Results 1-3of 3 Reviews
March 18, 2005
From journal Party in Whistler
New Port Richey, Florida
August 14, 2002
From journal "Beauty Abounds in BC"
by Truly Malin
New York, New York
April 1, 2002
If you've been wondering about BC's wines, this is the place to satisfy your curiosity. Their award-winning selection of 13,000 wines (many offered by the glass) offers ample opportunity to sample your way across the Pacific Northwest. Wine also shapes the décor, with bottles stored in honey-brown wood cubes lining the upper walls. Ask for a table in the corner dining room, separated from the main room by a wall of these bottle-filled cubes.
You know you're in good hands when the bread is fresh baked and served with white ramekins of olive butter. At a nearby table, a couple tried to hold hands around a skyscraper-sized seafood tower. The tower is one of Araxi's specialties, and can be ordered with two tiers or three. Both include oysters, shellfish, smoked fish, caviar, and sashimi. The three-tier buys you a lobster, prawns, and crab legs. Vegetarians are in for a treat! Araxi specializes in local organic produce and regional farmers and fisheries, but would you believe there is an entire vegetarian menu? I wanted to have mine framed!
Let me get the one dud on the menu out of the way so I can get back to singing its praises. The Dungeness Crab and Shrimp Cocktail sounded harmless, but the clamato and vodka frappe it was served in had a fishy, briny taste. Other appetizers were fantastic, like simple celery soup with sour cream. Tempura of Pacific Prawns was quite tasty - a relief given that its accompaniments of "jellyfish ceviche" and "kaffir lime emulsion" had the potential to be terrifying. A classic Caesar salad was just that, classic, and my architecturally arranged tower of polenta with roasted peppers, grilled radicchio, fig confit and pesto was near perfection. I found the fig business a bit too sweet but I could have sat there eating the polenta until my stomach burst.
Entrees were equally fabulous. Albacore Tuna Sashimi came with a crisp nori roll on the side. A cassoulet of Alberta Lamb Shank served with an "orca bean" stew, merguez sausage, and duck confit was the hit of the table.
My Pemberton Pumpkin Ravioli was a religious experience. Pemberton is a nearby farming community, but the ravioli was from another world. Served with toasted hazelnuts, sage, curried pumpkin seeds, and shavings of Pecorino cheese, it was about as close to heaven as you can get without your heart stopping. Yum!
Despite our groaning bellies we shamelessly ordered an assortment of local chocolates and biscotti for dessert, served with blood orange slices and an orchid.

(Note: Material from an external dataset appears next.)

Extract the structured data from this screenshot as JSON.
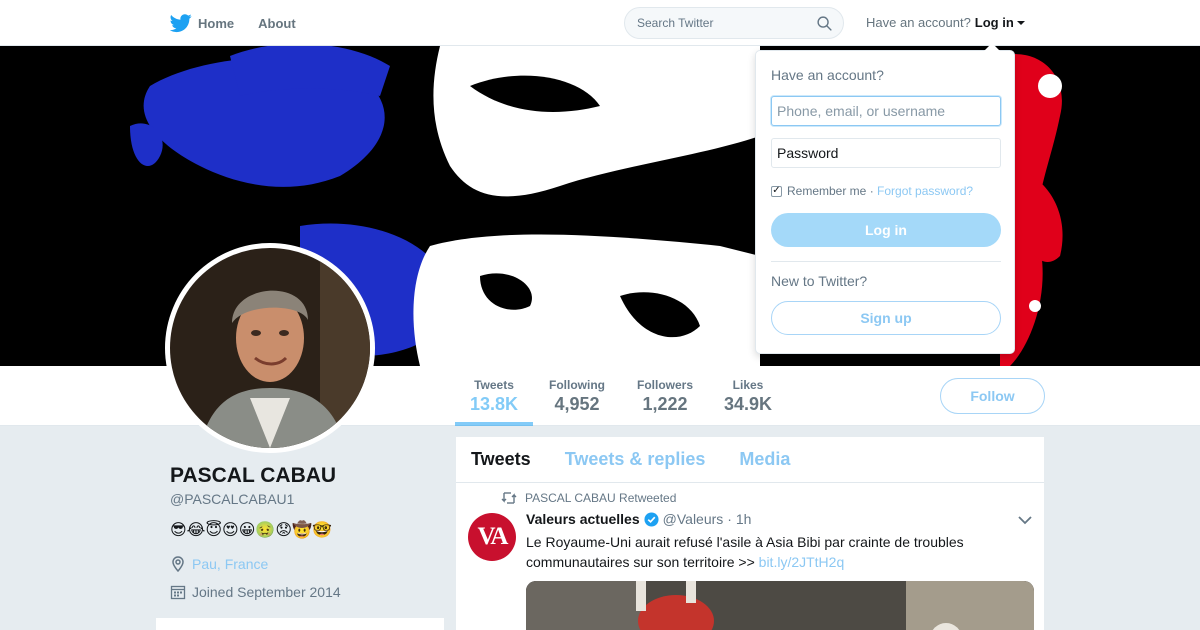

Kudos to executive chef Scott Kidd, who does all that cooking AND finds the time to be one of Canada’s top doubles squash players!
From journal Why not Whistler?